---- Available data
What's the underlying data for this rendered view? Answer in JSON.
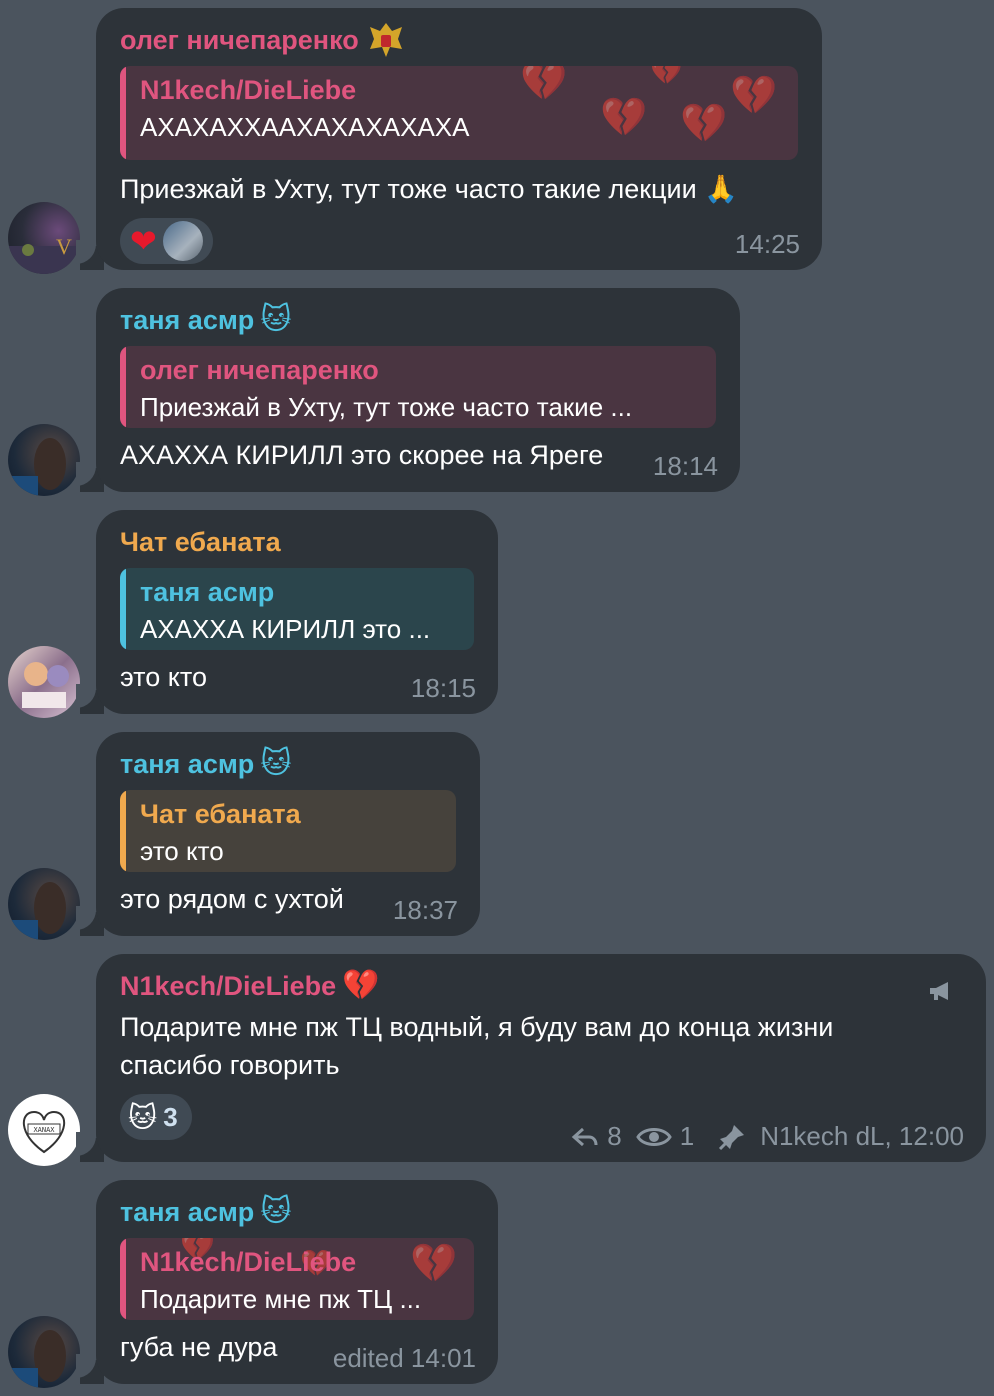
{
  "messages": [
    {
      "sender": "олег ничепаренко",
      "sender_badge": "russian-coat-of-arms",
      "reply_name": "N1kech/DieLiebe",
      "reply_text": "АХАХАХХААХАХАХАХАХА",
      "text": "Приезжай в Ухту, тут тоже часто такие лекции 🙏",
      "reaction": "❤",
      "time": "14:25"
    },
    {
      "sender": "таня асмр",
      "reply_name": "олег ничепаренко",
      "reply_text": "Приезжай в Ухту, тут тоже часто такие ...",
      "text": "АХАХХА КИРИЛЛ это скорее на Яреге",
      "time": "18:14"
    },
    {
      "sender": "Чат ебаната",
      "reply_name": "таня асмр",
      "reply_text": "АХАХХА КИРИЛЛ это ...",
      "text": "это кто",
      "time": "18:15"
    },
    {
      "sender": "таня асмр",
      "reply_name": "Чат ебаната",
      "reply_text": "это кто",
      "text": "это рядом с ухтой",
      "time": "18:37"
    },
    {
      "sender": "N1kech/DieLiebe",
      "sender_badge": "broken-heart",
      "line1": "Подарите мне пж ТЦ водный, я буду вам до конца жизни",
      "line2": "спасибо говорить",
      "reaction_count": "3",
      "reply_count": "8",
      "views": "1",
      "author_time": "N1kech dL, 12:00"
    },
    {
      "sender": "таня асмр",
      "reply_name": "N1kech/DieLiebe",
      "reply_text": "Подарите мне пж ТЦ ...",
      "text": "губа не дура",
      "time": "edited 14:01"
    }
  ],
  "icons": {
    "broken_heart": "💔",
    "hello_kitty": "🐱",
    "reply_arrow": "↩",
    "eye": "👁",
    "pin": "📌",
    "megaphone": "📢"
  },
  "colors": {
    "background": "#4b545e",
    "bubble": "#2d3339",
    "pink": "#e0557f",
    "cyan": "#4ec2e0",
    "orange": "#f0a94e",
    "meta": "#8a959f"
  }
}
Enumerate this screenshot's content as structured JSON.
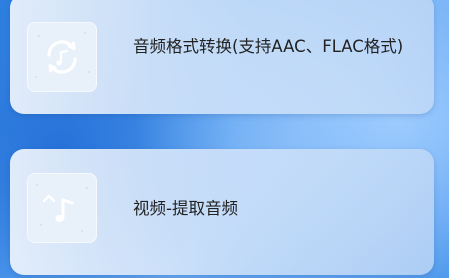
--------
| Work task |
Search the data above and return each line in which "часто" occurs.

| Output for this exercise |
      "text": "Приезжай в Ухту, тут тоже часто такие лекции 🙏",
      "reply_text": "Приезжай в Ухту, тут тоже часто такие ...",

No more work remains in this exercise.